The Toyota BJ was built and subjected to several tough trials that included climbing to the 6th station of Mount Fuji, a feat that had never been done before. Despite the impressive demonstrations, the initial design was rejected. The contract was awarded instead to a Mitsubishi-built Willys-Overland. Undaunted by the first rejection, Toyota went after utility companies, and other fleet operators. After continued development, the BJ was adopted by the Japanese National Police Agency in 1953.
In 1954, the name Land Cruiser was adopted. Then in November of 1955, Toyota created the Model BJ25. It was a complete redesign of the Model BJ Land Cruiser. They also introduced the FJ25 that used the F engine. The original BJ was intended to be a military vehicle. The new BJ, and FJ Land Cruisers were targeted towards the general public. Toyota shortened the wheelbase for better maneuverability. Also intended to be more user friendly, the truck’s transmissions were equipped with syncromesh. The interior dimensions were increased, and the suspension was revised to provide a smoother ride. Gone were the crude one-ton truck parts that were originally used on the BJ model.

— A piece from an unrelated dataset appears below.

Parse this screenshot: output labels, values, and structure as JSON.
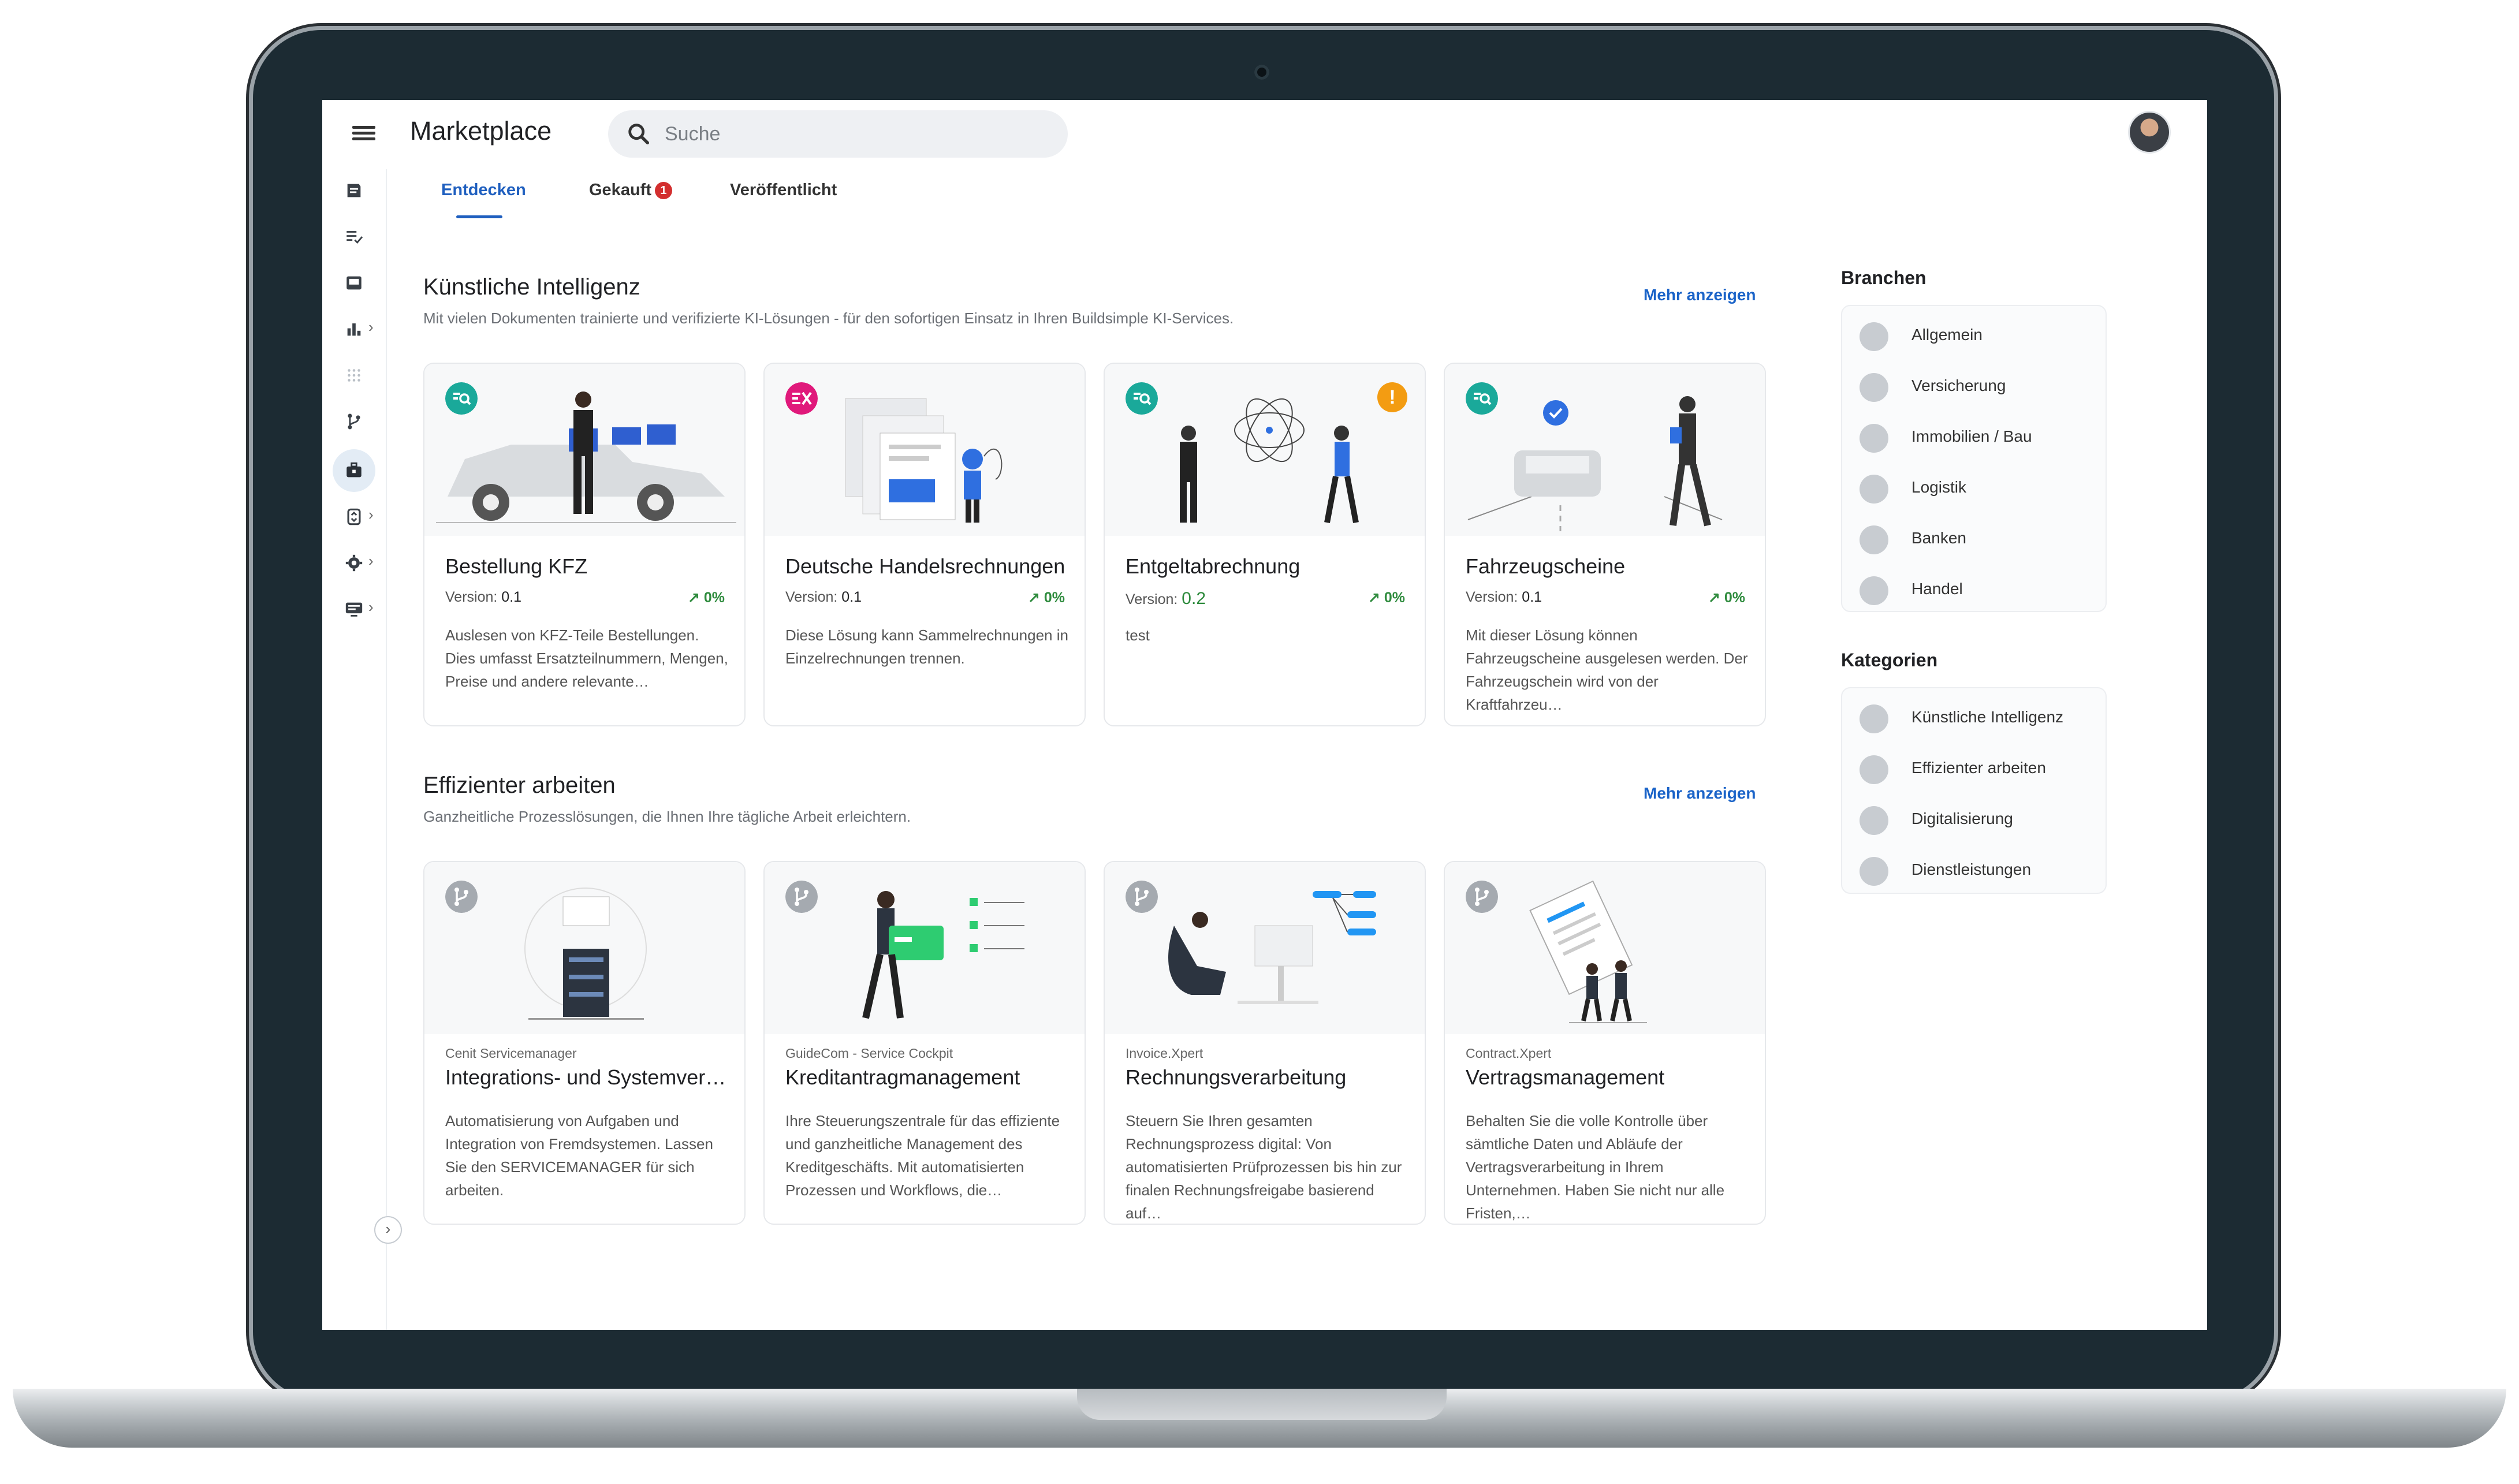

The truck became a world-wide success. In 1955, Toyota was exporting to 14 countries. Of those exports, 98 were Land Cruisers. The following year those numbers expanded to 518 Land Cruisers sent to 35 countries, and in 1957 2,502 Land Cruisers were sent to 47 countries around the world. The list of countries included the United States. One single Land Cruiser was sold in the states in 1957, but the humble beginnings would later develop into a huge market. US sales in 1960 had grown to 162 trucks. By 1987 the US numbers were an impressive 8,858 units sold. Toyota production worldwide had reached over 1.1 million trucks.
Several styles of truck all shared the Land Cruiser name. Foremost was the FJ40 which was so good, it remained basically unchanged from 1960 to 1984. The long wheelbase FJ40 evolved into a new design; the FJ55. Built with typical Toyota quality, the FJ55 was a wagon, but still had a fully boxed frame, and excellent suspension for offroad use. It could comfortably cruise at 80 miles per hour on the highway. Over the years, the Land Cruiser wagon morphed into several models, but sadly FJ40 production ceased in 1984. It was replaced by the FJ70 that was never imported into the United States.
In 2003, a retro looking mid-sized SUV was unveiled by Toyota as a concept car at the North American International Auto Show. The FJ Cruiser took design ques from the FJ40, but departed heavily from the original design. Gone was the straight axle front end (and the unique feature of having both front, and rear pumpkins on the same side which allowed you to dodge rocks). The basic utilitarian vehicle had grown into a bloated monster that was difficult to see out of. It was popular with a new group of owners, but did not resound with the traditional FJ40 enthusiast. Original FJ40’s and their FJ55 cousins demand high prices on the used market. Several companies exist that restore originals, or will build a new one from scratch. Either option will cost you 6 figures.